On this episode, Wyoming has the most dangerous workplaces in the country. But a Wyoming law could be making it worse by making it hard for undocumented immigrants to get worker's compensation. And we'll hear about why the University of Wyoming is concerned about proposed changes to the federal guidelines concerning campus sexual assault. Also...acclaimed Mexican-American writer Luis Alberto Urrea tells the story of how he came to write his latest novel. And a bipartisan plan to make a land and
On this episode, it seems like more anti-abortion bills are getting traction in the legislature, the question is why? Wyoming's population has been decreasing for the past couple of years but we find there is a population that is growing in Cody. Kids can't vote but they can lobby for policy change. Those stories and the next edition of Story Corps from Jackson.
On this episode, how oil and gas permitting continued to occur on public lands while the shutdown was in full swing. Agencies that distribute food and food stamps say all the uncertainty about the government shutdown could mean people will get lost in the system. The 2018 Farm Bill legalized hemp and CBD but Wyoming hasn't followed suit... will the legislature change that? We'll also hear about the efforts of lawmakers to improve Wyoming elections and hear an interview with the publisher of
On this episode, a decision at legislature about how to zone a new private school in Jackson and a uranium mine's pursuit to solve its financial woes using acid. Following an officer-involved shooting, Laramie reckons with whether lethal force was really necessary. We'll join some bird lovers on one of the last rural bird counts in the U.S. And we'll find out how Wyoming communities are recycling now that China is opting not to buy U.S. recycling materials. Those stories and more.
On this episode, during the partial government shutdown, the oil and gas industry says it's feeling the impact but critics say the industry is still getting a better deal than most. The legislature is back in session and it's considering changing the way it raises taxes. And we will look at how the gender wage gap extends to some of Wyoming's pro skiers. Those stories and our latest I Respectfully Disagree.
On this episode, we will hear from Governor-elect Mark Gordon as he prepares for office. We will go to Cheyenne for a story about how trauma impacts sexual violence investigations. Wyoming is testing out new technology—a digital driver's license. But not everyone is excited about it. Join us for these stories and more.
On this episode, Governor Matt Mead is wrapping up his final weeks and he'll discuss some topics including his biggest disappointment. Farmers have been turning to Twitter to have conversations about mental health and depression. State lawmakers are looking at ways to reduce the prison population and if they don't... it'll be costly. Those stories and more.
On this episode, Wyoming is looking at the high cost of health care and insurance. Mistrust between environmental groups and local government is keeping the Yellowstone Grizzly Bear in limbo. And we'll explore why Washington DC lawmakers could learn from local collaborators working to solve wildlife and other controversial issues. Those stories, plus reports on oil prices and the 3rd annual conference for violence prevention and response in the state.

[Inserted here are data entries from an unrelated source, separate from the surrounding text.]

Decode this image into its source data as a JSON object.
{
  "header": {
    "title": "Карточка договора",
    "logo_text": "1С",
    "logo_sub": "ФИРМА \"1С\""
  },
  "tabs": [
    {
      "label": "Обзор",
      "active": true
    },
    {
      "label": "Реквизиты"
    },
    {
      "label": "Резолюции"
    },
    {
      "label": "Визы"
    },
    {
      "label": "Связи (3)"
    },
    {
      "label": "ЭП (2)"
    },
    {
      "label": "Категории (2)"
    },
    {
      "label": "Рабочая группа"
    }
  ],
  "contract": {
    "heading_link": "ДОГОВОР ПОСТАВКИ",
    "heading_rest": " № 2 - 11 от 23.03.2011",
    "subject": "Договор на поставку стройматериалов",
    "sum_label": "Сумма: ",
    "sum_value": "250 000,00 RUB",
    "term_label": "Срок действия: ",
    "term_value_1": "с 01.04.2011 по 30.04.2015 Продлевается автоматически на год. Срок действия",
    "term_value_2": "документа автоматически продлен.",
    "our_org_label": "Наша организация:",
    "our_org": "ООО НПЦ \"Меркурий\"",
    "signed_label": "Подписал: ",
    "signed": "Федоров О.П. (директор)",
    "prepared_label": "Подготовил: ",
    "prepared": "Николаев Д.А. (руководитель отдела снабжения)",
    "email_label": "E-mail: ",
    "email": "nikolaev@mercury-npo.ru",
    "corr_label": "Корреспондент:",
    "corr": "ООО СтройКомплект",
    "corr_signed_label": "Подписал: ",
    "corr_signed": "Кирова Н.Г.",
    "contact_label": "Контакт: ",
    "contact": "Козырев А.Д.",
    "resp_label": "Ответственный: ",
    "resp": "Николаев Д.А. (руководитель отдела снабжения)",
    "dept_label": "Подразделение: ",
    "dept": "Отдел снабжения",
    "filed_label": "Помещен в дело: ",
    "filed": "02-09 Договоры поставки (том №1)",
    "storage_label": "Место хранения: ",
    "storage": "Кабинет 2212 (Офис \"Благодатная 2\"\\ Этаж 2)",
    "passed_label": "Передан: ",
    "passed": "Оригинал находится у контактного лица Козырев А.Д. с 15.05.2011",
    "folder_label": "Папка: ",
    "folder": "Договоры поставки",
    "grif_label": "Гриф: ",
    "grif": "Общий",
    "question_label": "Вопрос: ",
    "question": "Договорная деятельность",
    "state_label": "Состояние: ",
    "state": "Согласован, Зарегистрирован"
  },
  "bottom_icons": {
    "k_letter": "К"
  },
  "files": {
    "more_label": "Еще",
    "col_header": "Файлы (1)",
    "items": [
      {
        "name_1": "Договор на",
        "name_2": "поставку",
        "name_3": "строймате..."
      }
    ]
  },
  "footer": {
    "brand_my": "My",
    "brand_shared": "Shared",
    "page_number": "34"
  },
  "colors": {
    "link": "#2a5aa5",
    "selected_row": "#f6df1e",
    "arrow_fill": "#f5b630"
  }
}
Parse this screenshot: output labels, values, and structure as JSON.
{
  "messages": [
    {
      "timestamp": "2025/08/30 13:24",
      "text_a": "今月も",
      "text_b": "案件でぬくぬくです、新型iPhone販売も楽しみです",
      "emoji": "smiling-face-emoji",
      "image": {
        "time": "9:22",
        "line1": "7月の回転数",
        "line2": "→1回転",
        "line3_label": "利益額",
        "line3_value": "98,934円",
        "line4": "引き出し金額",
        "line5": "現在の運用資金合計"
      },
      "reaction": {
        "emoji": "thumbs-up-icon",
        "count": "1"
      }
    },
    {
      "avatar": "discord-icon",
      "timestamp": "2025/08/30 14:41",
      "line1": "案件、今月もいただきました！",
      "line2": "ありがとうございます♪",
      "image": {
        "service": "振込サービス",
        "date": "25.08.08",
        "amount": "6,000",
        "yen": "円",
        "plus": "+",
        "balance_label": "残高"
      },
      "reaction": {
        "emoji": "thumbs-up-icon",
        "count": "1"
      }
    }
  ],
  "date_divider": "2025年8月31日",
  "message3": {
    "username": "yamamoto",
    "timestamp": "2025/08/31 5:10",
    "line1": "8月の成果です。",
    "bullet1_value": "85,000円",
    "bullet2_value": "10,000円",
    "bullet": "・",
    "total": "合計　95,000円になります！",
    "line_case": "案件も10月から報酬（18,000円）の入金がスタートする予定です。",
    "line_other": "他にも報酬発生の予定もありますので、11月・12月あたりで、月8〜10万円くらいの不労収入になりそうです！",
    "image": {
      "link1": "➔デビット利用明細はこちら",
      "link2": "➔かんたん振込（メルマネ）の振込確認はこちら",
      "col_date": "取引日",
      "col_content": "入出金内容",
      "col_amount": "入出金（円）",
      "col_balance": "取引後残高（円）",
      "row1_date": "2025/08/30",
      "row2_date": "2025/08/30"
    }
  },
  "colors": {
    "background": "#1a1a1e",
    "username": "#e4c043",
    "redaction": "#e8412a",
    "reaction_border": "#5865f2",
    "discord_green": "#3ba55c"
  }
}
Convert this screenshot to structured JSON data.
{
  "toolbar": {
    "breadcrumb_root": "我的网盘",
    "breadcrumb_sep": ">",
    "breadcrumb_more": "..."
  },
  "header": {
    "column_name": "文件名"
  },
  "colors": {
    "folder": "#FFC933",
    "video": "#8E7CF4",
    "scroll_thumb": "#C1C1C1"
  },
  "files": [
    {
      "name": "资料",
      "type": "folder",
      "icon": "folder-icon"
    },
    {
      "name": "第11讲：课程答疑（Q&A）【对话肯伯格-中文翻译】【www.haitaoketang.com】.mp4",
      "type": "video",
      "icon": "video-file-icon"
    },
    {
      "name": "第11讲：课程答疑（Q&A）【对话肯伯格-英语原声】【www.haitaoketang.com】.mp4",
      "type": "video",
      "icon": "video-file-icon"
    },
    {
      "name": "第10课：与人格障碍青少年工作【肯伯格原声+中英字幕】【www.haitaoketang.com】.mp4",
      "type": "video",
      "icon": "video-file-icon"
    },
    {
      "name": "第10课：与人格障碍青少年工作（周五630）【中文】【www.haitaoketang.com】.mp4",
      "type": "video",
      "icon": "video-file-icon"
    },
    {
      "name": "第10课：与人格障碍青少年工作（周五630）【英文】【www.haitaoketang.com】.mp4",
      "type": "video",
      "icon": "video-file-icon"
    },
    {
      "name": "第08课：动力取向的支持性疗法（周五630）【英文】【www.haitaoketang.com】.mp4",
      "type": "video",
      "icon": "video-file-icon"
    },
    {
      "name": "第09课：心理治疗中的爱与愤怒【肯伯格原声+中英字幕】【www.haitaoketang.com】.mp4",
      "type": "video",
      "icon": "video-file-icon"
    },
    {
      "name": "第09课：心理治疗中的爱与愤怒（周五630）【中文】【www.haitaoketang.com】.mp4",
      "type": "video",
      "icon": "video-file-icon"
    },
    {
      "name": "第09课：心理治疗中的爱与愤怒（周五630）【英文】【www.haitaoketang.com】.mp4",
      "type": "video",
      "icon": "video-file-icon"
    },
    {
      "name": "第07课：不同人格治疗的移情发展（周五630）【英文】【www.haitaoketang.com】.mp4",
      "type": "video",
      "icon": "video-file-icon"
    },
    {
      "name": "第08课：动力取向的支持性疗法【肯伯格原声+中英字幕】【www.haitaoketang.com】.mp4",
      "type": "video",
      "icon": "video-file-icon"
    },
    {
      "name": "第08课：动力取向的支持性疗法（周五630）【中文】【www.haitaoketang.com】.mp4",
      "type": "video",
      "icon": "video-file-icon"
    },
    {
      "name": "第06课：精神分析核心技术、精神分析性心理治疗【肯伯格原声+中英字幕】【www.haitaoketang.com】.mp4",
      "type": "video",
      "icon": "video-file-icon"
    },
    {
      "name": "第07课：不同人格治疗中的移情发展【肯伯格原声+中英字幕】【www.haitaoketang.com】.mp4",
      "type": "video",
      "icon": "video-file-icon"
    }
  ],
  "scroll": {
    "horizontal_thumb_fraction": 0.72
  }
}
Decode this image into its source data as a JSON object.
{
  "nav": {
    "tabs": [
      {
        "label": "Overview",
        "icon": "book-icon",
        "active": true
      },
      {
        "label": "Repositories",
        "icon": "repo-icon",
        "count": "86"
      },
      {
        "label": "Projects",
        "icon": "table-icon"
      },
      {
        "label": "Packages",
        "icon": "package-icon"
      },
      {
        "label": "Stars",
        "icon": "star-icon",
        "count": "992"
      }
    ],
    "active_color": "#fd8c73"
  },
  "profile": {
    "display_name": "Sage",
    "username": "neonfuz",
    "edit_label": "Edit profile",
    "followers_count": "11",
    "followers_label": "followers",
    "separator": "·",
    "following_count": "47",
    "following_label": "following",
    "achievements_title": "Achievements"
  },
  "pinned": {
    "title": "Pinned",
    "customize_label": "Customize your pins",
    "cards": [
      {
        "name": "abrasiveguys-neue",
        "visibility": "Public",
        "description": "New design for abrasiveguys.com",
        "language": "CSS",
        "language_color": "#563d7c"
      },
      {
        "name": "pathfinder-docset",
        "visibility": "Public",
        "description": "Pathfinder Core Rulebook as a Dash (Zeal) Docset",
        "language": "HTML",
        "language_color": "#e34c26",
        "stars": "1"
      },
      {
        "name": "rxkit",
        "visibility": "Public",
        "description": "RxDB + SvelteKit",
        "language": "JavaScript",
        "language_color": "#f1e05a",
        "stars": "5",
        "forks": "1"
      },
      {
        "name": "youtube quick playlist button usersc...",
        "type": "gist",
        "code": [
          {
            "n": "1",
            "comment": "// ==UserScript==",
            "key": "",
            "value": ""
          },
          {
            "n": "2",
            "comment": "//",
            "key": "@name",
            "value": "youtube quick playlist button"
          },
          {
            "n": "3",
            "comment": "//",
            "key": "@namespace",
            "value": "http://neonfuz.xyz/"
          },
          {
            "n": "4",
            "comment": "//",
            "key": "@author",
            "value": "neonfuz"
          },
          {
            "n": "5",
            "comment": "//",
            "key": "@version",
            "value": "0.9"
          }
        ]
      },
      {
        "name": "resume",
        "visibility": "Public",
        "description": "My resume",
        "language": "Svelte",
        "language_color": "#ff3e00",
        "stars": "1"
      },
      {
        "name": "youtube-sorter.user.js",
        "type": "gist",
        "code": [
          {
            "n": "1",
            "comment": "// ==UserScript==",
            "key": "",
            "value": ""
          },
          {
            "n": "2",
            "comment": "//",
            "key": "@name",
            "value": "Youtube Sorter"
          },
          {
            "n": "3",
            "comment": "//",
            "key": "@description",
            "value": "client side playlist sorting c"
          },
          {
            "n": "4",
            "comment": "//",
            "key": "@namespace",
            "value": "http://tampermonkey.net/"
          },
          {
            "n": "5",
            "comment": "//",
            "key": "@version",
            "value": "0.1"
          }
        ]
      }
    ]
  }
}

On this episode, Cloud Peak Energy is thinking of selling its company. Defense Secretary James Mattis visits Wyoming to meet with the Philippine Ambassador to U.S. about a pair of bells. In October, the Department of Workforce Services released a study on the gender wage gap in Wyoming. Now, legislators will have to decide what to do with that information. And the Albany County attorney discusses her release of a video to the media. Those stories and more.
On this episode, a story about the rise of oil and gas in Wyoming and why it's happening. Does the presence grizzly bears actually affect the outfitter and guide industry? And a look at how one Wyoming School district is responding to the recently released school performance reports Those stories and a conversation with U.S. Representative Liz Cheney.